Easy. I sadly see my work colleagues every day, and my guard snake just as frequently, coiled at my feet ready to strike at any of said work colleagues should the need arise..
My nephew, generally see him at family gatherings is the extent of it.
Re: no screams, just explosions...
That's what I thought - they just ignored it. That and fireballs that fall back into the center of the explosion despite the no gravity, and debris that doesn't shoot off into oblivion at the explosive speed.
Re: probably closer to the actual public's view of the commercial film scene
" the Razzies are deliberately set up to mock and criticise and as such will get a very non-typical demographic... cynical sarcastic fault-picking types."
Much like the Reg forums :-)
Re: probably closer to the actual public's view of the commercial film scene
"The actual public's views are measured by bums in seats and pounds in tills.
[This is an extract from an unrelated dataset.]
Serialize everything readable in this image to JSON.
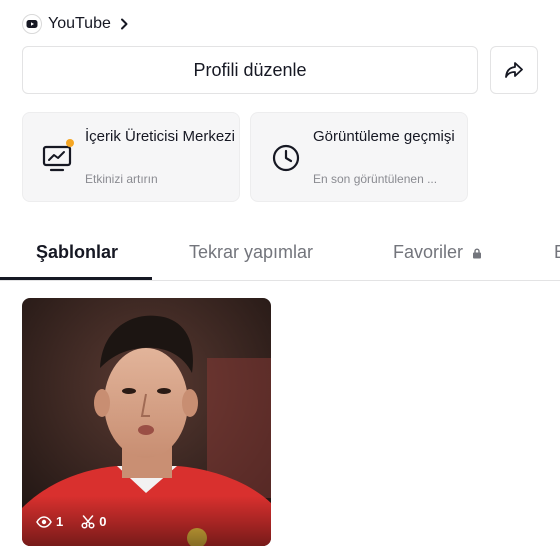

Therefore in the public's view, those twilight films are worth watching even if we think they suck."
I take issue with that assumption - you pay your money before seeing the film to judge it well. Bums-in-seats is a measure of the hype assigned to a film.
As for the "public" decreeing the Twilight films worth watching, it's fair to say that they could just put a One Direction music vid on loop and show it at the local Odeon and achieve similar ratings. It's just swoon-worthy tosh.
Re: OMG it never worked before, why still try?
"Then again, I'm the type of guy who has always despised people who wear sunglasses after sundown, so I guess it's a matter of taste."
For those who often have their picture taken, you can understand the appeal. Otherwise, bright flashes in the face in darkened room = headlines the next day of "Joe Celebrity drunk!" featuring picture with glazed, half-open, dilated eyes.
For everyone else, they're just pretending that the same applies to them and I share your aversion.
Re: Sixth sense? @Annihilator
"Your 'all is electrical signals' may confuse the detection (the sense) with the transmission to the brain (via nerves)."
Na, was thinking down at atomic level below all that. Our sense of touch is, on the basic level, detecting the electromagnetic fields?
Re: Sixth sense?
Agreed wholeheartedly. And while we're at it, aren't all senses based on electric eletrical signals?
"And what's the limit of the info you can store in the comment section of an mp3 track? a matter of a few bytes? Hardly count as extensive liner notes."
Limit of the info in a comment (or lyrics) section is huge with ID3v2, in the region of MB without checking the details, so put what you like in there. There's also APE.
Re: Diamond Rio PMP300
Rio was a cracking player, limited to 32MB IIRC which is insane to imagine! I had the next generation 500 and loved it (a heady 64MB). Not convinced by the claim of inspiration of the iPod though, Jobs wanted to do a portable player, Rubenstein said it couldn't be done yet, until he saw Toshiba's 1.8" hard drive. It was more a combo of the PMP500's form-factor, and the Creative NOMADs capacity if I recall the presentation.
Re: Introducing a new definition of "a few"
> >Also the iPod wasn't originally flash - it had a 2.5" HDD in it until (I think) the iPod Mini in 2004.
>The iPod had a little 1.8" Toshiba disk in it
Aye, and the iPod mini had a 1" microdrive in it
I was so excited with my first tape-to-tape deck. It was very advanced and featured "fast dub", 5-band equaliser and detachable speakers! Oh my giddy aunt, memories...
"Is there anything they can't do?"